COUNTER

Timing is everything.

There is no doubt that as of right now, bariatric surgery results in more weight loss and sustained weight loss than anything else we have available.

The reason that bariatric surgery should not be considered in adolescence is really one of timing: the time period of adolescence, which can be tumultuous and associated with a great degree of change; the timing within the life span — we don’t know whether the bariatric surgery we are offering today is durable and safe enough to have a sustained effect over decades; and the timing given the progress we have made in obesity management, finally being recognized as a chronic disease that requires sustained, biologically and psychologically based multifaceted management approaches, including more recently pharmacotherapy.

Stasia Hadjiyannakis

Bariatric surgery needs to be offered when it has the greatest chance of long-term success with minimal harm. Adolescence is not the right time to consider it. Teens live in the here and now — they struggle with adherence and follow-up, leaving them more vulnerable for long-term complications. It is not the right time because it is too early in the life span and questions around the long-term durability (more than 15 years) and safety of bariatric surgery loom large. It is not the right time because we finally have more to offer these teens and families as a medical community.

So let’s start by ensuring teens living with severe obesity have access to compassionate, holistic, multifaceted long-term care that may include pharmacotherapy, and should they continue to meet criteria for bariatric surgery, which many of them will — let’s prepare them to have the greatest chance of success with limited complications following that surgical intervention as adults.

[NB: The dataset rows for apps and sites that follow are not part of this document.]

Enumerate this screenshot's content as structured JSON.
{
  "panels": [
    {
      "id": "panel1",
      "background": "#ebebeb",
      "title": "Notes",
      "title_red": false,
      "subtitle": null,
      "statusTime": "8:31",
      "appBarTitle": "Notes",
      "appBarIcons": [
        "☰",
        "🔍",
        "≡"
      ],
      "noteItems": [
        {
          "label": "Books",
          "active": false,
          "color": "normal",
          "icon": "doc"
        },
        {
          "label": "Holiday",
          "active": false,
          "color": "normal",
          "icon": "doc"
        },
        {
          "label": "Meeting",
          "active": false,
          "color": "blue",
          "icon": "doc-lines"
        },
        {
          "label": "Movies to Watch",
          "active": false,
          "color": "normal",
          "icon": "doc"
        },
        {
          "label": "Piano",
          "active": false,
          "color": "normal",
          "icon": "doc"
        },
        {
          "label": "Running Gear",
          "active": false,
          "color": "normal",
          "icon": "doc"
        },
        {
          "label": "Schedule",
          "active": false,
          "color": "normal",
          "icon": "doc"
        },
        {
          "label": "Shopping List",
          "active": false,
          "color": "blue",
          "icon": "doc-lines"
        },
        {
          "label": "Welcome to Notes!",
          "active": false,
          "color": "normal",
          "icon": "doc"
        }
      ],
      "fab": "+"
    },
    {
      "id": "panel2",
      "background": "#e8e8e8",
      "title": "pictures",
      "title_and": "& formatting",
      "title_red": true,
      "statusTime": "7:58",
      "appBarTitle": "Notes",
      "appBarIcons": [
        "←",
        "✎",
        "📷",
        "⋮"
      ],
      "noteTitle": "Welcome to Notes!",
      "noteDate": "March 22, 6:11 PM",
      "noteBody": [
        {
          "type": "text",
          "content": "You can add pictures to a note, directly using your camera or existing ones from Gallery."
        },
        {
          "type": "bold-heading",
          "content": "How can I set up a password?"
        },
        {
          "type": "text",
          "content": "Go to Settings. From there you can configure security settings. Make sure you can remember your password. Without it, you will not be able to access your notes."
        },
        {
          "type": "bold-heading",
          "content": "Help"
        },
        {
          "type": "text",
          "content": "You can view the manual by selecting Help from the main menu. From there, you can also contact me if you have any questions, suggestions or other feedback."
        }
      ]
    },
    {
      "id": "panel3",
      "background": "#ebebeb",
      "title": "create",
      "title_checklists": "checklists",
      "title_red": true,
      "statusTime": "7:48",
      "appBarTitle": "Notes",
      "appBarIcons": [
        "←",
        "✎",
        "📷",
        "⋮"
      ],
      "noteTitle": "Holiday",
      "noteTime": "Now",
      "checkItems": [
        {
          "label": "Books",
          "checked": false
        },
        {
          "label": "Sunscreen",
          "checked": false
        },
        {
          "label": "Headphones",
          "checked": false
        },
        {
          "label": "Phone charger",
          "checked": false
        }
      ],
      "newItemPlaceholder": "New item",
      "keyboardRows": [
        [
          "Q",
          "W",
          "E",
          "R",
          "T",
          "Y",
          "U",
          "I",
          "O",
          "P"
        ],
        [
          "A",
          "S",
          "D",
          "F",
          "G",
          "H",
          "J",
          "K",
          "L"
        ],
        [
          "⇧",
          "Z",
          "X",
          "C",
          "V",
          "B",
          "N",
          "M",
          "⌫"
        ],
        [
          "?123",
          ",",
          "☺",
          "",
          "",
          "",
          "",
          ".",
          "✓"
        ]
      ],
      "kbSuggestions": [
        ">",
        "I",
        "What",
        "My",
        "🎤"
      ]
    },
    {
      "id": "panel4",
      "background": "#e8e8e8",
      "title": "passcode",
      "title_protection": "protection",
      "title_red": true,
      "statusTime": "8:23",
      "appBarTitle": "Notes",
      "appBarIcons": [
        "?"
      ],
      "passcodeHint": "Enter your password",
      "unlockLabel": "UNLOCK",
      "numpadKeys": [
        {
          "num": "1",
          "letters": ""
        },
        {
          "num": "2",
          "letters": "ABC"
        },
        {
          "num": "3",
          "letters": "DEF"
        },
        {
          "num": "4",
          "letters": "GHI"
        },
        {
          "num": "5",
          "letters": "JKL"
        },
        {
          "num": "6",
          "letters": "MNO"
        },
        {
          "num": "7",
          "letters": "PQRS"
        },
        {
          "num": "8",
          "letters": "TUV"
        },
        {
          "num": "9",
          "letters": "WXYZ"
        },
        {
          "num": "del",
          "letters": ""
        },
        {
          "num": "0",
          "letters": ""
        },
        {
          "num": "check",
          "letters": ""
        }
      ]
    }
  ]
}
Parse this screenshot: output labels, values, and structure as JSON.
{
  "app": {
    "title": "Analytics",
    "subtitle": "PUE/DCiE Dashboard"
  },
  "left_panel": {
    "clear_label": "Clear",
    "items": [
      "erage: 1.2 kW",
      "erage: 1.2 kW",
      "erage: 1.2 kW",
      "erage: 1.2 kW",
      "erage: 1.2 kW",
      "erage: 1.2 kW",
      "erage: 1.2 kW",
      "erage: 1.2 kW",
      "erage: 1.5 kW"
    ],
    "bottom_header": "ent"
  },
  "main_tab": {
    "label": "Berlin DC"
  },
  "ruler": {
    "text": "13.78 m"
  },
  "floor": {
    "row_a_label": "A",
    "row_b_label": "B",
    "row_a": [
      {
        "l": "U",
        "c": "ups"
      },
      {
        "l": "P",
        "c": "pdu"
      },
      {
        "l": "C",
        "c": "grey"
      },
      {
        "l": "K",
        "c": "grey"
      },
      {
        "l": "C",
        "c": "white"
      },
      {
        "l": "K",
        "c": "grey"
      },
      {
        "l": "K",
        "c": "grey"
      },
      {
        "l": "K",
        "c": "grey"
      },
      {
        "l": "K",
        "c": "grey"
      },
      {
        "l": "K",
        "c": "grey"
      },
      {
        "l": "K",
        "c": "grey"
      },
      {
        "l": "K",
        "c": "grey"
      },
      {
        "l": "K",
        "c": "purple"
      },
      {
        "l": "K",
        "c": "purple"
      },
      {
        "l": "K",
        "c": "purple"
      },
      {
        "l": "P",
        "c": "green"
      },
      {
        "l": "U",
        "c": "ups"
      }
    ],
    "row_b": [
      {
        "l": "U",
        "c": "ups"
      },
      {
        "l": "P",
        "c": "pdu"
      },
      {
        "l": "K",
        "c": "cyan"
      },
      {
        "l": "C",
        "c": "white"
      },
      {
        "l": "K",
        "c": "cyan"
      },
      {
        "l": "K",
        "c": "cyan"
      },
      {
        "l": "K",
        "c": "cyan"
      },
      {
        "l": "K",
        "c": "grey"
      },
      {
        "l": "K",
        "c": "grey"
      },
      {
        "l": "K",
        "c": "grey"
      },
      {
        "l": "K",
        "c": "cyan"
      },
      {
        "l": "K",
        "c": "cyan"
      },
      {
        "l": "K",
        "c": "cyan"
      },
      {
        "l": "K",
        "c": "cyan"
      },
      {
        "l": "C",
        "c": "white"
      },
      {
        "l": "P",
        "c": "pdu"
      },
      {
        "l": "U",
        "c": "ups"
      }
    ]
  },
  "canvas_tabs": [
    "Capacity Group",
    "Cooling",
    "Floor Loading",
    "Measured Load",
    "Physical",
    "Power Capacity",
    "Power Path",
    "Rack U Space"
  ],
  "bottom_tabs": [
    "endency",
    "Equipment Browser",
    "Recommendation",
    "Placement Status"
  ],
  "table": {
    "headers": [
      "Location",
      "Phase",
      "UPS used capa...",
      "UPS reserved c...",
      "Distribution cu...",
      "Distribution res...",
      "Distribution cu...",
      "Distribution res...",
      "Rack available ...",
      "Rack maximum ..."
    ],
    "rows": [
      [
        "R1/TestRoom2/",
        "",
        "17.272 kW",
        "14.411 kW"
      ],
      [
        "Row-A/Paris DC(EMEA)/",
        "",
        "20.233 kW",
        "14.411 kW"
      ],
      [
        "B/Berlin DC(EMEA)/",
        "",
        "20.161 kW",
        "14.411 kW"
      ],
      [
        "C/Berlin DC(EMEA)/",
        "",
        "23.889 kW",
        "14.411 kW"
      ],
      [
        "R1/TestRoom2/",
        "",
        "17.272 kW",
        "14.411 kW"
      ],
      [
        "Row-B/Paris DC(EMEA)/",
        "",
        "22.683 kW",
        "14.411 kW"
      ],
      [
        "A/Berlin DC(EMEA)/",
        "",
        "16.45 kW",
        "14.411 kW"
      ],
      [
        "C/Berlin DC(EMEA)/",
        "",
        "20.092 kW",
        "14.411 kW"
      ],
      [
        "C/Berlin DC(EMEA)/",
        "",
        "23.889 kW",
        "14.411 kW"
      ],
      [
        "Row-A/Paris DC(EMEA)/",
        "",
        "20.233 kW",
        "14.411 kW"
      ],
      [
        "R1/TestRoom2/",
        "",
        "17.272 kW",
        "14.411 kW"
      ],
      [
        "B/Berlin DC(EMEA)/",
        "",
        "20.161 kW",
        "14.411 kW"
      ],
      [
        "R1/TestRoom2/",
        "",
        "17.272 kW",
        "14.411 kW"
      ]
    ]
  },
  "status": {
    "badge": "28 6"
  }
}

Stasia Hadjiyannakis, MD, FRCPC, is a Pediatric Endocrinologist, Assistant Professor of Pediatrics, Medical Director of CHEO’s Centre for Healthy Active Living, Children’s Hospital of Eastern Ontario. Disclosure: Hadjiyannakis reports no relevant financial disclosures.